There was, however, a downside to the Buddhist acceptance of Shinto deities, for it was the Shinto deities who were relegated to the role of protecting Buddhist temples, not the other way around. Their role as protectors was justified on the basis that, just like all sentient beings, kami were suffering creatures seeking to escape their present condition and attain Enlightenment. Buddhist priests created a series of tales describing the desire of various kami to receive the Buddhist teachings, thereby overcoming the negative karma that had caused them to remain as no more than deities. Some kami, it was claimed, even expressed their desire to become Buddhists by taking refuge in the Three Treasures – Buddha, Dharma and Sangha.
In the following centuries, Shinto clergy accepted what was essentially second-class status for themselves and their deities. This included Buddhist control of major Shinto shrines as embodied in the construction of jingu-ji (shrine-temples), built with the encouragement of the government.

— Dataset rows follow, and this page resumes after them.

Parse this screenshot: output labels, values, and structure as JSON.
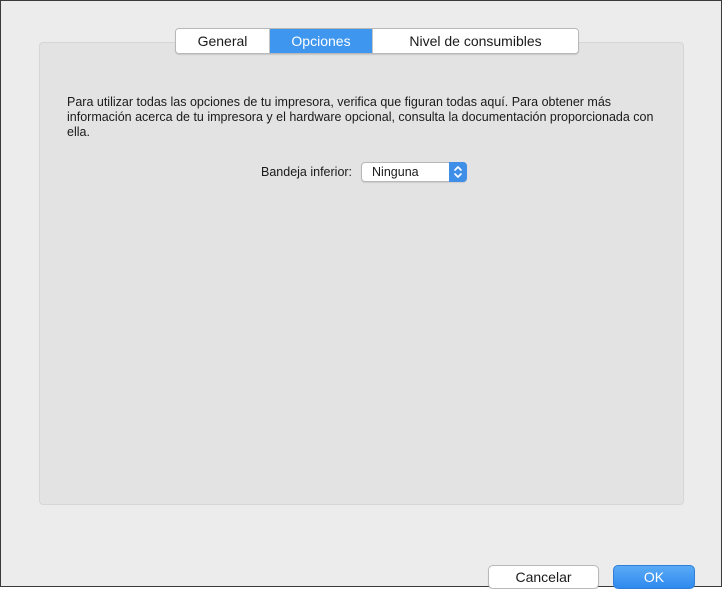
{
  "tabs": [
    {
      "label": "General",
      "selected": false
    },
    {
      "label": "Opciones",
      "selected": true
    },
    {
      "label": "Nivel de consumibles",
      "selected": false
    }
  ],
  "options": {
    "description": "Para utilizar todas las opciones de tu impresora, verifica que figuran todas aquí. Para obtener más información acerca de tu impresora y el hardware opcional, consulta la documentación proporcionada con ella.",
    "lower_tray_label": "Bandeja inferior:",
    "lower_tray_value": "Ninguna",
    "lower_tray_arrows_icon": "chevron-up-down-icon"
  },
  "buttons": {
    "cancel_label": "Cancelar",
    "ok_label": "OK"
  },
  "colors": {
    "accent": "#3f96ee",
    "panel_background": "#e3e3e3",
    "window_background": "#ececec"
  }
}
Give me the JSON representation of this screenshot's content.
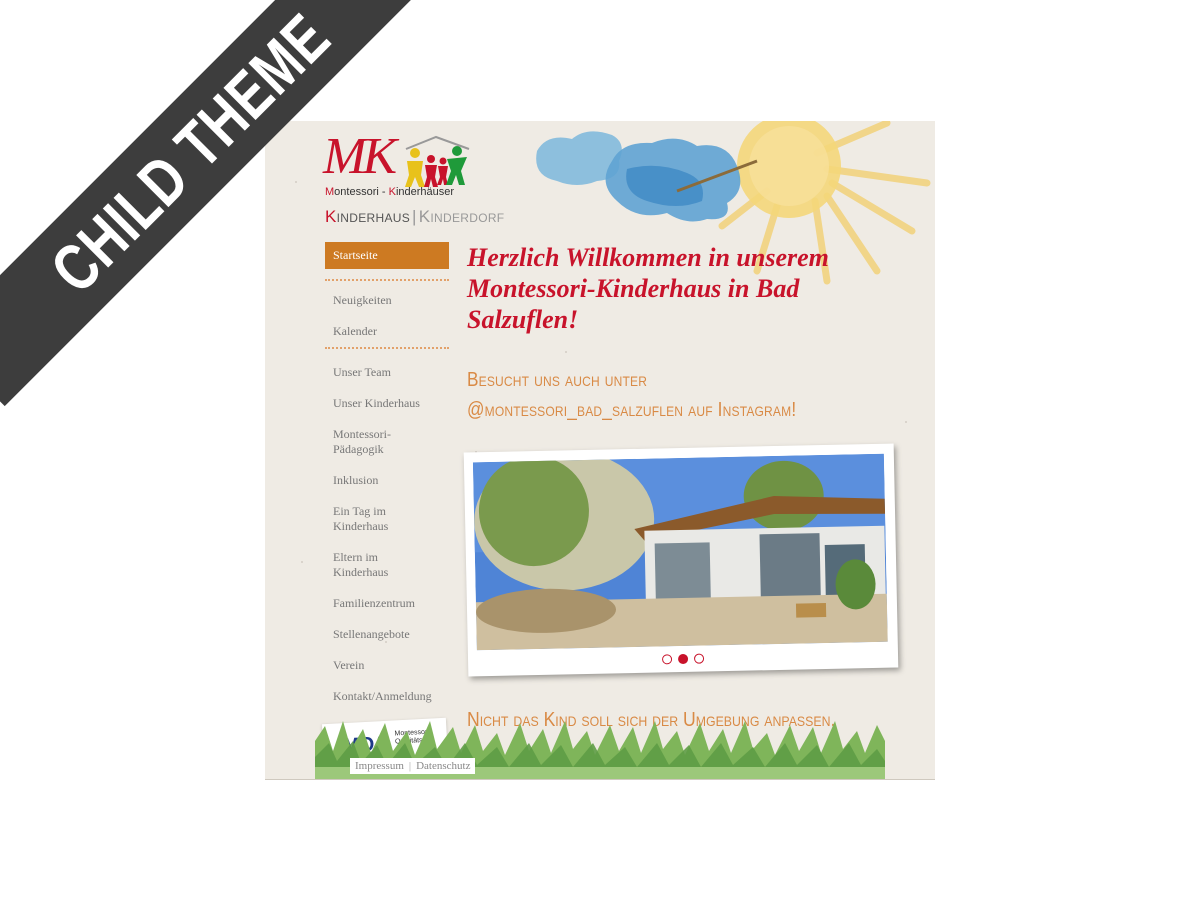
{
  "ribbon": {
    "label": "CHILD THEME"
  },
  "logo": {
    "mark": "MK",
    "tagline_m": "M",
    "tagline_rest1": "ontessori - ",
    "tagline_k": "K",
    "tagline_rest2": "inderhäuser",
    "sub_k": "K",
    "sub_rest": "inderhaus",
    "sub_divider": "|",
    "sub_second": "Kinderdorf"
  },
  "nav": {
    "active": "Startseite",
    "group1": [
      "Neuigkeiten",
      "Kalender"
    ],
    "group2": [
      "Unser Team",
      "Unser Kinderhaus",
      "Montessori-\nPädagogik",
      "Inklusion",
      "Ein Tag im\nKinderhaus",
      "Eltern im\nKinderhaus",
      "Familienzentrum",
      "Stellenangebote",
      "Verein",
      "Kontakt/Anmeldung"
    ]
  },
  "mqa": {
    "logo": "MQA",
    "text": "Montessori\nQualitäts"
  },
  "main": {
    "welcome": "Herzlich Willkommen in unserem Montessori-Kinderhaus in Bad Salzuflen!",
    "insta_line1": "Besucht uns auch unter",
    "insta_line2": "@montessori_bad_salzuflen auf Instagram!",
    "quote": "Nicht das Kind soll sich der Umgebung anpassen,"
  },
  "slider": {
    "active_index": 1,
    "count": 3
  },
  "footer": {
    "impressum": "Impressum",
    "divider": "|",
    "datenschutz": "Datenschutz"
  },
  "colors": {
    "brand_red": "#c8132b",
    "accent_orange": "#cd7a22",
    "insta_orange": "#d98a45",
    "paper": "#efebe4"
  }
}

At these shrine-temples, Buddhist priests recited Buddhist sutras for the sake of the kami who had, it was claimed, decided to protect the foreign faith in hopes of spiritual advancement.
This development helps to explain why, when Shintoists finally had the opportunity to free themselves from Buddhist control at the time of the Meiji Restoration in 1868, they eagerly did so. Although, as noted above, ‘State Shinto’ was a political construct of the new national government, Shinto leaders nevertheless welcomed this development, for at long last Shinto could be independent. However, the cost of this independence was that Shinto leaders were expected to support the policies of the Japanese government without question.
As Japan expanded and became an empire in the 1900s, Shinto also became an important spiritual support mechanism for justifying Japanese expansion. This might be considered the Achilles’ heel of not just Shinto but all animistic faiths, for they are easily captured by the tribal or ethnic zeitgeist, especially in wartime. Thus, Shinto leaders readily supported the political policies of their ethnic leaders, no matter how aggressive those policies were. With Shinto’s blessing, Japan came to be regarded as a divine land, protected by kami, and ruled over by a divine emperor who was himself, according to Shinto mythology, a descendant of the Sun Goddess.
On the one hand, none of the preceding provides a rationale for embracing animistic-based faiths such as today’s Shinto. But nor is there any justification for attempting to suppress animistic faiths, other than when they become the handmaidens of repressive governments. They remain the living expression of the once-universal spiritual heritage of all Homo sapiens.
None of this commentary is meant to deny the authenticity of any religious faith, past or present. The world’s major religions would not have endured for thousands of years if they failed to meet the spiritual needs of millions of their followers. Yet it is sobering, if not humbling, to consider how deeply today’s organised religions are indebted to their animistic antecedents. In fact, the acceptance of other deities, regardless of one’s own personal belief, forms the very foundation of what has become, in a globalised world, the widely accepted ideal of religious tolerance. And religious tolerance is a value that remains in all-too-short supply, even today.